On April 4, 1967, Dr. Martin Luther King Jr. gave one of the most important speeches in American history. It’s referred to as “the Riverside speech” in reference to King delivering the speech at Riverside Church in New York City. It’s also called “Breaking the Silence” or “Beyond Vietnam.” In it he decisively and publicly expands his ministry to include opposition to the U.S. war against Vietnam. He was vilified for this move by his “friends” as well as his detractors. The Riverside speech, which names the sickness eating the American soul as “the giant triplets of racism, extreme materialism, and militarism,” was a watershed moment in American history. A year later, to the day, Dr. King was assassinated.

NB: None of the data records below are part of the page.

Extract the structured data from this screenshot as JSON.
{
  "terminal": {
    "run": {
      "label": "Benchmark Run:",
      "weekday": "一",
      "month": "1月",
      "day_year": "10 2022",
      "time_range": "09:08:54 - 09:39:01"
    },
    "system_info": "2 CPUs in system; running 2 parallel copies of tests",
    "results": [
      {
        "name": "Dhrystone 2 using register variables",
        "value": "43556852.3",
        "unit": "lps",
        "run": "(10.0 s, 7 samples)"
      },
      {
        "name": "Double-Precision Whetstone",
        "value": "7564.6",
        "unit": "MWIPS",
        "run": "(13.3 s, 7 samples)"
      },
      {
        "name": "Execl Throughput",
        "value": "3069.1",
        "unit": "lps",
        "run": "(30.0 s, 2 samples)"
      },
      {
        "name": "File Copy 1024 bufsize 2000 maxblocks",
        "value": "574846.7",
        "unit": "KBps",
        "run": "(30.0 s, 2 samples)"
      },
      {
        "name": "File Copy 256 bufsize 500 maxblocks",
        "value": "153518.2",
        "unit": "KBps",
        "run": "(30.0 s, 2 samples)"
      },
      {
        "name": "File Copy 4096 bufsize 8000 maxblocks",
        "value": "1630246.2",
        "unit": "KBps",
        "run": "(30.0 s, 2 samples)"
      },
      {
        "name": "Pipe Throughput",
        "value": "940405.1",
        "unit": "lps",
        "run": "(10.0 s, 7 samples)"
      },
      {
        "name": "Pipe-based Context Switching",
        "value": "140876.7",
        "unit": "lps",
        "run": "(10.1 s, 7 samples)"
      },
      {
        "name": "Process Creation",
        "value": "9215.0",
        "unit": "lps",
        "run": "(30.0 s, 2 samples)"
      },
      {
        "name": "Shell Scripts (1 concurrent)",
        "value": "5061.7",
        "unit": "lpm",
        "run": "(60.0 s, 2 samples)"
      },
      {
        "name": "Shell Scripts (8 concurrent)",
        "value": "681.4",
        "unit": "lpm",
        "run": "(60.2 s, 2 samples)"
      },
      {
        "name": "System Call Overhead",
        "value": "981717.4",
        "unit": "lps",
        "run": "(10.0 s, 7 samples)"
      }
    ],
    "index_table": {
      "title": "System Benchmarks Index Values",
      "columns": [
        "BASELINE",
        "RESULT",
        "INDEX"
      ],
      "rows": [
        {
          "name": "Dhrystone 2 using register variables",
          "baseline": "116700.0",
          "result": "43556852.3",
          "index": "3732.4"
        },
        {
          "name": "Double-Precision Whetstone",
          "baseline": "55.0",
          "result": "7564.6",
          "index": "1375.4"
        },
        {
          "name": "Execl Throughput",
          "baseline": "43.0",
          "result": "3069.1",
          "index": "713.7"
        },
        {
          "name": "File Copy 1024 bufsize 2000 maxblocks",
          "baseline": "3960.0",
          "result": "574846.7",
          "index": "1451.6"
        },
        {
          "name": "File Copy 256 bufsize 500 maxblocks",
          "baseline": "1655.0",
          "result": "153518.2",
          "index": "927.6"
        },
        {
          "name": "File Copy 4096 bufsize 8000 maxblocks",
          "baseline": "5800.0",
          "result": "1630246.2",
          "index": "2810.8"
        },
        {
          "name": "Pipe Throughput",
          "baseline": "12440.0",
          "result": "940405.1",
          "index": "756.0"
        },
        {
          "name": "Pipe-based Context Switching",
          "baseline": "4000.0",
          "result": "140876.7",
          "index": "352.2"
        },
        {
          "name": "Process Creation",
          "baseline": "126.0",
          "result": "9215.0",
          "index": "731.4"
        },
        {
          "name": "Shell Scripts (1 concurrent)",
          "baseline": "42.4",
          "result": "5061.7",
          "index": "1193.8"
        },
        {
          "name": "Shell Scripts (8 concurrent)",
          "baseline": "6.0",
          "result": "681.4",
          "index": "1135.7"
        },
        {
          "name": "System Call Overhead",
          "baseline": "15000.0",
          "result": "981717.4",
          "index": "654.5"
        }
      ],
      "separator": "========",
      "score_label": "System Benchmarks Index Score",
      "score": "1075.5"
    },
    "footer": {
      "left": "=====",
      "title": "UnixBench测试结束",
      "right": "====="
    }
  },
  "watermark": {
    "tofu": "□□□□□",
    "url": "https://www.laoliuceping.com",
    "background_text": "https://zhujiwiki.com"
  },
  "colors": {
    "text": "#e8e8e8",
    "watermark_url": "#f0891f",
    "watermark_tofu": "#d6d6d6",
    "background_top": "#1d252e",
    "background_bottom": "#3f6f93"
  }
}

King’s Riverside speech draws heavily from a draft by civil rights leader and historian Dr. Vincent G. Harding that Harding had written over his Christmas vacation in 1966. King made a few minor changes but essentially delivered Harding’s original text. In preparation for the 40th anniversary of King’s address, Sojourners interviewed Dr. Harding on the history and context of the speech and what it means for America today. Dr. Harding was interviewed by Sojourners associate editor Rose Marie Berger in December 2006.
SOJOURNERS: Do you mind just offering a prayer for us, just as we begin.
VINCENT G. HARDING: Thank you. Thank you. Thank you. Please speak to us and through us and with us. And help us to know what that speaking means for us. Thank you. Amen.
SOJOURNERS: My first questions are about the historical context of the “Beyond Vietnam” speech and your place in that context. My memory is that in ’64 or ’65 you had gone back north to Evanston, Ill., and in ’66 or so you came back to Atlanta to Spelman College. Is that right?